“I have nothing against the president, but no, the pandemic is not over. Let the scientists tell you when the pandemic is over,” Taneja said. “I don’t disagree with him – we have better vaccines, protection and COVID is not disrupting the day to day anymore – we’re way beyond that. But the actual pandemic is not over.”
As of now, the Tarrant County COVID-19 community spread level is ‘low,’ according to Tarrant County Public Health. As of Oct. 19, only 2.17% of staffed inpatient beds have COVID-19 patients.
But, spikes during colder weather can cause another wave of COVID cases, Taneja said. Although community transmission is low now, he encouraged people to make educated decisions about their own health. Taneja, for example, was the only panelist wearing a mask during the event.
“I still wear a mask. I still wear a mask because after living through COVID, I’ve gained enough knowledge that COVID is coming and going in waves,” Taneja said. “Over the past three years, I’ve gained 30 pounds and ended up getting diabetes. My personal health situation changed. So now I’m at a high risk even in a low COVID environment.”
Taneja added that he is fully vaccinated, but he is waiting to get the latest booster until shortly before an expected surge in cases this winter.
Making educated health decisions also aids hospitals and healthcare workers by keeping COVID patients out of the ICU, Robinson added.
“We don’t have unlimited resources at healthcare facilities – we don’t have unlimited hospital beds,” Robinson said. “I don’t think people realize how hard it was for our teams. I get emotional because they watched people die, and that is hard. We lost caregivers to COVID, but we also lost them from the field.”
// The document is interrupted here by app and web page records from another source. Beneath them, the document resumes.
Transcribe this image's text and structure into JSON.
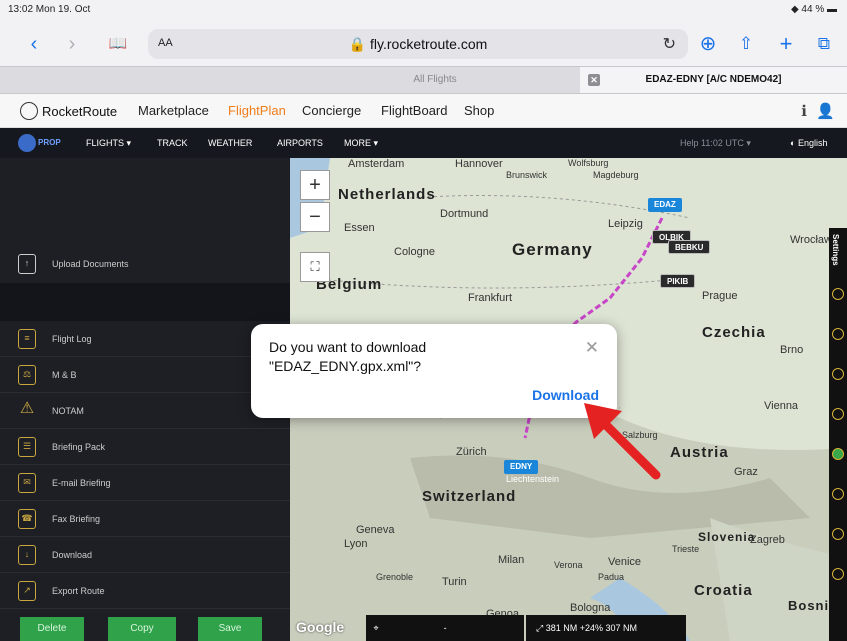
{
  "status": {
    "time": "13:02  Mon 19. Oct",
    "battery": "44 %"
  },
  "browser": {
    "aa": "AA",
    "url": "fly.rocketroute.com",
    "tabs": [
      "All Flights",
      "EDAZ-EDNY [A/C NDEMO42]"
    ]
  },
  "site": {
    "brand": "RocketRoute",
    "nav": [
      "Marketplace",
      "FlightPlan",
      "Concierge",
      "FlightBoard",
      "Shop"
    ]
  },
  "appbar": {
    "prop": "PROP",
    "items": [
      "FLIGHTS ▾",
      "TRACK",
      "WEATHER",
      "AIRPORTS",
      "MORE ▾"
    ],
    "help": "Help  11:02  UTC ▾",
    "lang": "English"
  },
  "sidebar": {
    "upload": "Upload Documents",
    "items": [
      "Flight Log",
      "M & B",
      "NOTAM",
      "Briefing Pack",
      "E-mail Briefing",
      "Fax Briefing",
      "Download",
      "Export Route"
    ],
    "buttons": [
      "Delete",
      "Copy",
      "Save"
    ]
  },
  "map": {
    "countries": [
      "Netherlands",
      "Germany",
      "Belgium",
      "Czechia",
      "Austria",
      "Switzerland",
      "Slovenia",
      "Croatia",
      "Liechtenstein"
    ],
    "cities": [
      "Amsterdam",
      "Hannover",
      "Wolfsburg",
      "Brunswick",
      "Magdeburg",
      "Dortmund",
      "Essen",
      "Cologne",
      "Frankfurt",
      "Leipzig",
      "Wrocław",
      "Prague",
      "Brno",
      "Vienna",
      "Salzburg",
      "Graz",
      "Zürich",
      "Geneva",
      "Lyon",
      "Milan",
      "Verona",
      "Venice",
      "Padua",
      "Turin",
      "Trieste",
      "Zagreb",
      "Bologna",
      "Grenoble",
      "Genoa",
      "Bosnia and Herzegovina"
    ],
    "waypoints": [
      "EDAZ",
      "OLBIK",
      "BEBKU",
      "PIKIB",
      "EDNY"
    ],
    "settings": "Settings",
    "distance": "381 NM +24%  307 NM",
    "google": "Google"
  },
  "dialog": {
    "line1": "Do you want to download",
    "line2": "\"EDAZ_EDNY.gpx.xml\"?",
    "action": "Download"
  }
}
All four panelists urged the public to not only think of their personal health, but also think about others in the community. Moreno and Taneja urged the audience to encourage unvaccinated friends and family to evaluate their decision.
“Don’t only listen to one source,” Taneja added. “I tell people to listen to everyone, make your own decisions, but go to a trusted medical professional, have that candid conversation and then make your decision.”
Izzy Acheson is a reporting fellow for the Fort Worth Report. Contact her at email@example.com. At the Fort Worth Report, news decisions are made independently of our board members and financial supporters. Read more about our editorial independence policy here.